Peter Paul Rubens

Rich diplomat/artist, loved fleshy girls, married a 16 year old when he was 53
Jennifer Tucker


Intelligent, diplomatic, and attractive are all worlds we could use to describe Peter Paul Rubens.

Sure, some people like to knock him for his proclivity towards little girls, but at the end of the day Rubens was still a master of intellect and paint. (And a pedo.)

Rubens was a classically educated Renaissance humanist scholar, which basically means he knew a whole lot about grammar, history, poetry, philosophy, and the list go goes on for days. Basically, Rubens was a raging intellectual who just happened to be known for his stunning portraits and mythological paintings.

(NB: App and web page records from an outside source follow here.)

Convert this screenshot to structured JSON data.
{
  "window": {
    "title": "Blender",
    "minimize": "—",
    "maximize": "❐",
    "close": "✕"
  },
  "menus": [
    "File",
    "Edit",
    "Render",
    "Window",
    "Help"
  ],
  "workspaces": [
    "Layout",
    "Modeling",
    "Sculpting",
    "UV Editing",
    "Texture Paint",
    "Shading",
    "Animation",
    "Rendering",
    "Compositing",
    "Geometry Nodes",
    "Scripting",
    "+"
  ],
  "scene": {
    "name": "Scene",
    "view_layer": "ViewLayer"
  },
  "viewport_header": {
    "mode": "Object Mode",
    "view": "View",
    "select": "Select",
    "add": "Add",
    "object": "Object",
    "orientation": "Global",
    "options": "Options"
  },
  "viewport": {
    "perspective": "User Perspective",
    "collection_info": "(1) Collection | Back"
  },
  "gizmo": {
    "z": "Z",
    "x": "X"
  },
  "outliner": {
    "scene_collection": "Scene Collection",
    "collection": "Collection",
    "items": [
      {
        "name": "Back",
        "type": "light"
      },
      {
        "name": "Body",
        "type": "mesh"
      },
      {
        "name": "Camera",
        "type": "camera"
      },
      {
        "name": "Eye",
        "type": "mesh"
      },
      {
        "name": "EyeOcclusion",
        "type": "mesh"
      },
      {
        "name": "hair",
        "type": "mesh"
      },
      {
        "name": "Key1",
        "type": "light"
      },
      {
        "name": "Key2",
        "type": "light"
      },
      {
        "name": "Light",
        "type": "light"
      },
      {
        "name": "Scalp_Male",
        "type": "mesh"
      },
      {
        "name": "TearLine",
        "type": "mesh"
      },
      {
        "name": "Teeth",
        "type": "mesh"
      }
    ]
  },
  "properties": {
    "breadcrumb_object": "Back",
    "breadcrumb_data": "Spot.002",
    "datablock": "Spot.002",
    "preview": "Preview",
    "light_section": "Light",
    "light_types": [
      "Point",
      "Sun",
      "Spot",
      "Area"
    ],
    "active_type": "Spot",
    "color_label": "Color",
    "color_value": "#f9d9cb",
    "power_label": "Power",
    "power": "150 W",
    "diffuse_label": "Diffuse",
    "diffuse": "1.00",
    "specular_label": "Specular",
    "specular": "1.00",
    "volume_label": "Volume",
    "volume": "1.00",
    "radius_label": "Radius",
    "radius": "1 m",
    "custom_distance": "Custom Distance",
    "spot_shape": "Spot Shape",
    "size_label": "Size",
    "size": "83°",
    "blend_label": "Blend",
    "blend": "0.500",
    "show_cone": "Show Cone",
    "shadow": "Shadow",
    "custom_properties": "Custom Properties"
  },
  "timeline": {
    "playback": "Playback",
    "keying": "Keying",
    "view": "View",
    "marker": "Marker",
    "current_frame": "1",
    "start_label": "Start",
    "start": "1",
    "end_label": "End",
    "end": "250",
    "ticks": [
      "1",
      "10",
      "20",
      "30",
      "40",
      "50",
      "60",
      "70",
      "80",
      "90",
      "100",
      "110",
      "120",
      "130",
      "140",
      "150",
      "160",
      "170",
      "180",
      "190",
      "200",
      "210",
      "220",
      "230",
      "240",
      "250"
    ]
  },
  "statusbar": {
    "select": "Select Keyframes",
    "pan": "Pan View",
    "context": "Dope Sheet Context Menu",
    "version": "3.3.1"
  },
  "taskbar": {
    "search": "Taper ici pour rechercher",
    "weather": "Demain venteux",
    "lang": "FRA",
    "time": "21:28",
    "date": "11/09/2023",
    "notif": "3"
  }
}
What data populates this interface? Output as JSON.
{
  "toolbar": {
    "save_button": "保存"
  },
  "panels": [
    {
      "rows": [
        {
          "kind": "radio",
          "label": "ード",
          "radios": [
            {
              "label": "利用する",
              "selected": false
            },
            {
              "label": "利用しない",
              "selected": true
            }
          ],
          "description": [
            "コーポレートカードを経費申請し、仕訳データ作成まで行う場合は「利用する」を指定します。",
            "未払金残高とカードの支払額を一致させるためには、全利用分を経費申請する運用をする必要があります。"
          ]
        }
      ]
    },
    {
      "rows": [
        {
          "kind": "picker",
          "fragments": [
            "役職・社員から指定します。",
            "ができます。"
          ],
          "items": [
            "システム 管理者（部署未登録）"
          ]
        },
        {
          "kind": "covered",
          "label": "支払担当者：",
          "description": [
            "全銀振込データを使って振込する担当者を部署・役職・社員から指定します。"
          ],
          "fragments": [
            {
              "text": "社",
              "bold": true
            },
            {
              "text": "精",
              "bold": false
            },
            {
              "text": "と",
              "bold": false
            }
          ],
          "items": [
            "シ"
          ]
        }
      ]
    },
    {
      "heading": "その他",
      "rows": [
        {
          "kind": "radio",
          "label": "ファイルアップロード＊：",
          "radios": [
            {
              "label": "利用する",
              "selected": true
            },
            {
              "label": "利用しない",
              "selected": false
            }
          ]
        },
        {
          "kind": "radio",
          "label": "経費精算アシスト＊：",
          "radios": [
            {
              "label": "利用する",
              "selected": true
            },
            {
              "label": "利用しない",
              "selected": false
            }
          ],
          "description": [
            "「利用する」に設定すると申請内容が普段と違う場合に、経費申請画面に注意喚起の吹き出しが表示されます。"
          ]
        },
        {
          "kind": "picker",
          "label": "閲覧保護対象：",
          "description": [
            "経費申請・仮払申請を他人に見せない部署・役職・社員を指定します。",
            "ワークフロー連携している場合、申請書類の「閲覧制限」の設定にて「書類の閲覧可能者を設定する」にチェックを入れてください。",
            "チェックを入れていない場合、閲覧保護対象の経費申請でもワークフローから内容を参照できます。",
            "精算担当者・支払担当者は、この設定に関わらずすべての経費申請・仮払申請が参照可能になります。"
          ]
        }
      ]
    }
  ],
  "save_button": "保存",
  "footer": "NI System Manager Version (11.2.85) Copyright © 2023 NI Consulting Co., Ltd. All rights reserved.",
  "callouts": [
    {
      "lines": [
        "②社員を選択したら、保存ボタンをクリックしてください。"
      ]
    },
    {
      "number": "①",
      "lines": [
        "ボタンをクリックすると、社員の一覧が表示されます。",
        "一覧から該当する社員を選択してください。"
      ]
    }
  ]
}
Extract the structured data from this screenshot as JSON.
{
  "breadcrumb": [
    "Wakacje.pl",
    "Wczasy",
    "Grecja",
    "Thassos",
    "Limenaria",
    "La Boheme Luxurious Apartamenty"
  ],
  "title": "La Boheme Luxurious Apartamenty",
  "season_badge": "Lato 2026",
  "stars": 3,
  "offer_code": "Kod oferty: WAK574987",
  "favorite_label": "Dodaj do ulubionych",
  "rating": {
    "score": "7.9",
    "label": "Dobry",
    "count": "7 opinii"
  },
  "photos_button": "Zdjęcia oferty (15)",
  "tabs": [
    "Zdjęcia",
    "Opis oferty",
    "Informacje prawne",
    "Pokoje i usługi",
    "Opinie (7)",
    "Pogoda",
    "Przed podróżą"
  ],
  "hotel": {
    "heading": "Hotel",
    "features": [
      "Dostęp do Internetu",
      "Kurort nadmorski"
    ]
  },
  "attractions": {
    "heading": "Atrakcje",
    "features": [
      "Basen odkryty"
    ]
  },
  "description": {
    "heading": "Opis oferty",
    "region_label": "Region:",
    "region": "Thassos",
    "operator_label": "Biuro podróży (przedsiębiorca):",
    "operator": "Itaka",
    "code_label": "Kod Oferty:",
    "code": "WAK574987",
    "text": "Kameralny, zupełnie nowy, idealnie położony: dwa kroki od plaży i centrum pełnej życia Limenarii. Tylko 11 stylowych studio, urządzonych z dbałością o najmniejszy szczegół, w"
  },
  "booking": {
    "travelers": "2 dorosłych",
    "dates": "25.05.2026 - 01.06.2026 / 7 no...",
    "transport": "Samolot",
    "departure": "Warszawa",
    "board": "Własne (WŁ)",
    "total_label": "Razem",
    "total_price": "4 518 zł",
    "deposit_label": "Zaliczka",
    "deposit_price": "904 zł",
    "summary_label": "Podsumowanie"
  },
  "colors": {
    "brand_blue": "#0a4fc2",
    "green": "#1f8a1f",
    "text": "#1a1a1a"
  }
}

Perhaps something besides his intellect was raging when he made the decision to take a 16-year-old girl for his wife. Oh wait; did I mention he was a spry lad of 53 at the time? Feel free to cringe, we all are. I guess statutory rape laws weren't quite up to snuff in 17th century. In all fairness though, the average life expectancy in Europe in the 1600’s was 35 so maybe Rubens was just trying to secure himself some solid years of happy matrimony before one of them dropped dead from some obscure disease. Hip hip hooray for living in the age of modern medicine!

Rubens spent his early years blissfully working in Italy until he heard that his mother had fallen ill in 1608, at which point he decided to move to Antwerp, Belgium, to be with his mother before her passing. Sadly, he didn’t make it in time and Rubens found himself back in his native land with not even a mother’s love. Poor Rubens decided to make the best of it though, and opened a studio in which to work and train the newer generations of artists, such as Anthony van Dyck.

He created 1,403 pieces in his life, many of which were of his favorite subject, thick fleshy women! Rubens once said, “I paint a woman's big rounded buttocks so that I want to reach out and stroke the dimpled flesh.” So besides being a manther, Rubens was also a chubby chaser. Perhaps the kings of Spain and England decided to overlook his personal fetishes when they decided to knight him.

In 1640, Rubens died of heart failure, which was the result of chronic gout. Yes, chronic toe arthritis brought on the death of one of the greatest Flemish Baroque painters. See what I mean about the joys of modern medicine?

Peter Paul Rubens is mentioned on Sartle Blog -